Brian Graff, Victoria Backer, Nevin Adams, Matt Scanlon, and the entire team at NAPA, along with ARA, the sister organizations, and all of the volunteers on the leadership council, the government affairs committee, and countless others are working on a daily basis to help strengthen and enhance the private retirement system.
So, whether this is your first NAPA Summit, or if you're a top woman advisor or a NAPA ACE, ascending in your career every single year, or if you're one of the industry veterans, that's been coming to this convention for 20 plus years and you've helped shape and build our industry for someone like me.
What's great about our ecosystem and this association is the comradery, the collaboration, and the mentorship that we all use in working towards improving financial security for America's workforce. I have been incredibly fortunate to have numerous mentors, champions, and teachers who shepherd me in the right direction and put me on the path to success.
In fact, my commitment to NAPA and a lot of my humbly put success. Came from a few wholesalers that invested in me early in my career and in 2007/ 2008 said, you've got to go to the ASPCA 401(k) Sales Summit and since that event, I have remained involved and engaged in NAPA, in the retirement policy work that we do and in building relationships with many of you. My peers, my mentors, my competitors, these relationships have provided me with ideas, with drive, and with the confidence that my team at AFS and my family have believed in and bought in, that allow us to do more and to better serve our clients every single day.
So, I'm incredibly grateful for all that you do, that all of you have done. And so, whether you're an advisor, a TPA, you sell investment products, if you provide a platform, maybe a technology solution, or even if you're an attorney.

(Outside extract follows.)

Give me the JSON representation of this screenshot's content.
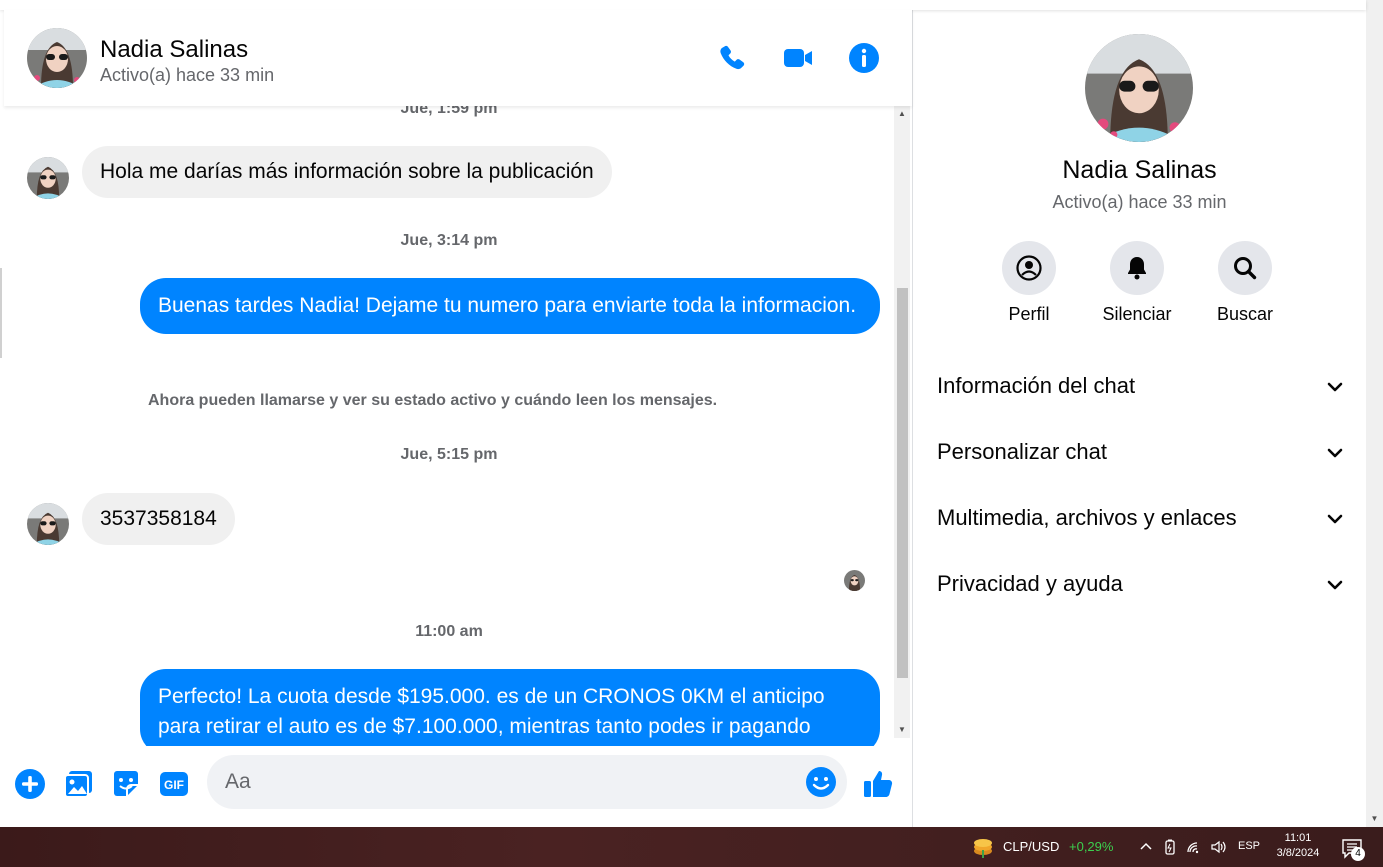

I guess, my hope is that we can be aligned, that you can be with me on a mission to make an impact, make a difference and help more people than ever before improve their financial know-how and get on track for today, tomorrow, and their long-term financial future.